“Hurt is useful as much as happiness.” It’s songwriter Brunori SAS who quotes himself in Duccio Chiarini’s The Guest, presented in the Piazza Grande of the Locarno Film Festival. The Italian artist makes a brief but significant appearance in the sophomore feature by the Florence-born director already known for his debut Short Skin.

The Guest is permeated by a widespread sadness who moves across an entire generation (that of who’s 40 today) dealing with complicated sentimental and sexual relationships, with the concept of liquidity who translates from work insecurity to the personal life. In this sense, Guido (Daniele Parisi), who lives a relationship crisis and sleeps on the couch of various friends, is a perfectly fitting image. Guido goes around looking for hospitality, or maybe for a stability by looking at his friends’ lives. However, he’s taken by surprise when he discovers that every couple live its small existential tragedy.

Guido’s gaze delicately observes these stories. Likewise, the director creates a perfect balance between comedy and drama by managing to describe the crisis of the contemporary man. In the words of Chiarini: “In this film I tried to tackle the complexity of sentimental relationships through the perspective of a fragile man.
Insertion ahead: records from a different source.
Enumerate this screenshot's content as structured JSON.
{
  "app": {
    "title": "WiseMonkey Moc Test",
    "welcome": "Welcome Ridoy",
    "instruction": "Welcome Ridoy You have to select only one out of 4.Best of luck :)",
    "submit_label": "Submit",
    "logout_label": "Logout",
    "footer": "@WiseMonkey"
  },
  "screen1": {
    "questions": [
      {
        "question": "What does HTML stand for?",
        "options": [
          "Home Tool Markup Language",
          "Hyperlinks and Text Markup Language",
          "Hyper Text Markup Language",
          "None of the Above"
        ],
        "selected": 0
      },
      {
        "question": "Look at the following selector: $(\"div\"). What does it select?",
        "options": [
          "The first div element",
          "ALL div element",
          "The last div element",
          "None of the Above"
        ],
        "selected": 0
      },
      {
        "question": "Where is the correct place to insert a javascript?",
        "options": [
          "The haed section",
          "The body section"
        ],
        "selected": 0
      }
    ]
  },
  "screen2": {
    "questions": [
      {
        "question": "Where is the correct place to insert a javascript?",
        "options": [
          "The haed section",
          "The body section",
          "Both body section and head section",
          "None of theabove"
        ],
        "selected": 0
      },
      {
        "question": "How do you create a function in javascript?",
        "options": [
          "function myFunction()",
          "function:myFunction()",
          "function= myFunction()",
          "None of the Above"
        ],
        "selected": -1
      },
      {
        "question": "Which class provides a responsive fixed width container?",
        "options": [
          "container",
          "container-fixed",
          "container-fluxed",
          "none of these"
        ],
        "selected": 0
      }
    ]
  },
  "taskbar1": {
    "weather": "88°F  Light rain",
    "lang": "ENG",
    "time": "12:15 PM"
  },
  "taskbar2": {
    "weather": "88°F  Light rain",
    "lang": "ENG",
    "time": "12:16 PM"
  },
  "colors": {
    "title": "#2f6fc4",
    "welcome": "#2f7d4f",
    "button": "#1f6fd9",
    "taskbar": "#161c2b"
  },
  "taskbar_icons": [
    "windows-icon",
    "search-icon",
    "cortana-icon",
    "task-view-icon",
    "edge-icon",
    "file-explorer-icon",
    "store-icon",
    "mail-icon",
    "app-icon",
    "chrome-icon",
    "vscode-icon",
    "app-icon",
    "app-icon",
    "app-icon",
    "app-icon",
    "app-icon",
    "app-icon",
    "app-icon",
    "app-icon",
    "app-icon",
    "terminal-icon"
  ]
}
He’s almost 40 and ideally represent all those men who are not really able to deal with the opposite sex. However, they are looking for new ways of living their sexual identity, while constantly confronted with women who are very distant from the figure of their mothers. Describing women has been more complicated of course, but also more fascinating. I grew up in a family where women were important points of reference, and I think this can be seen in my film too.”

Guido’s bewilderment is a constant in the film. The ending leaves us with a feeling of constant eradication. “Since I started thinking about his story, I had the feeling that the life of the protagonist was characterized by a dichotomy between the timings of his psychological and inner growth, and those of his biological cycle. This feeling led me to think that a ‘late coming of age’ could be a truthful and sincere way to tell my generation – an ‘hyper-trained’ generation who spent years specializing in multiple fields but that find it difficult to apply their knowledge, like if they always need new confirmations before taking a decision that could reveal to be wrong.”

Actor Daniele Parisi adds: “Playing this role was much fun because Guido doesn’t resemble me at all. I define him as a ‘delta male’. It’s also been very interesting the work we did on my acting, always looking for shades, the right tone for every line in order to grant credibility to the character.” The cast also include Silvia D’AmicoAnna BellatoThony, Milvia MariglianoSergio PierattiniDaniele NataliGuglielmo Favilla.